DATA RECORDS:
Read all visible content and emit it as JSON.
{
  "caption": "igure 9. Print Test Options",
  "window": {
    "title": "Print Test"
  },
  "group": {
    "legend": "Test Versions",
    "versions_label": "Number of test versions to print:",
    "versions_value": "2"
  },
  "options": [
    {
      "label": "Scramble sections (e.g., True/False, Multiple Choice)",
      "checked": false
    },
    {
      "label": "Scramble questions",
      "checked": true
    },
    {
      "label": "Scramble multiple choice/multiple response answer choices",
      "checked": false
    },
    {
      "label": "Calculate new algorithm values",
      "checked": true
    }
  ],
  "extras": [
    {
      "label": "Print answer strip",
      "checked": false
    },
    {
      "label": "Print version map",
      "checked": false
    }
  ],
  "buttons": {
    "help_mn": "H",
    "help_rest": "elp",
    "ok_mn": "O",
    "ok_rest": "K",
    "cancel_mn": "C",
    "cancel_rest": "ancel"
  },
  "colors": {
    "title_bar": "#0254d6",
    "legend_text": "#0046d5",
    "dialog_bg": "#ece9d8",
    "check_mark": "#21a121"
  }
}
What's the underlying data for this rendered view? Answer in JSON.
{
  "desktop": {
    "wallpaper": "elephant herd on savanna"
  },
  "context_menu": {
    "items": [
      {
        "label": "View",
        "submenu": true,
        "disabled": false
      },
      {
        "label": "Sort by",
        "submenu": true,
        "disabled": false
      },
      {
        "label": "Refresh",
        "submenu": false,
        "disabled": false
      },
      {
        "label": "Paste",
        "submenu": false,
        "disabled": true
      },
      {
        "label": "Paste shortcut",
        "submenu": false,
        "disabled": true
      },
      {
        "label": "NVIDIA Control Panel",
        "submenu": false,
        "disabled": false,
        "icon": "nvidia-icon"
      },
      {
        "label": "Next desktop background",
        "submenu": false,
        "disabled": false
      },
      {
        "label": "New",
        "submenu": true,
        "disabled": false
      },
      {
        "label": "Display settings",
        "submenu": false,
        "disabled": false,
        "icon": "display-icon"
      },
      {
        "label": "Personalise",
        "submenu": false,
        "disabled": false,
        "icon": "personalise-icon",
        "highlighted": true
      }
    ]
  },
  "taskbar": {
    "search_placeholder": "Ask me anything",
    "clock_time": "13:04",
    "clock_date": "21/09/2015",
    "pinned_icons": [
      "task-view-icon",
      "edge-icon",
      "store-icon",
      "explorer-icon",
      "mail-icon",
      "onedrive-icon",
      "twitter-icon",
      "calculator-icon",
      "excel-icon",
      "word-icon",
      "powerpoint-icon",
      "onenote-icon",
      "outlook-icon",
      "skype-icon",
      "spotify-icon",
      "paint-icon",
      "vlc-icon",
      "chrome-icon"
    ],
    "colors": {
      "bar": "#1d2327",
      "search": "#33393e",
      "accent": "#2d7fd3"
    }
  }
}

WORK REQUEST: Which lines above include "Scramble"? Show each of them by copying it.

RESPONSE:
      "label": "Scramble sections (e.g., True/False, Multiple Choice)",
      "label": "Scramble questions",
      "label": "Scramble multiple choice/multiple response answer choices",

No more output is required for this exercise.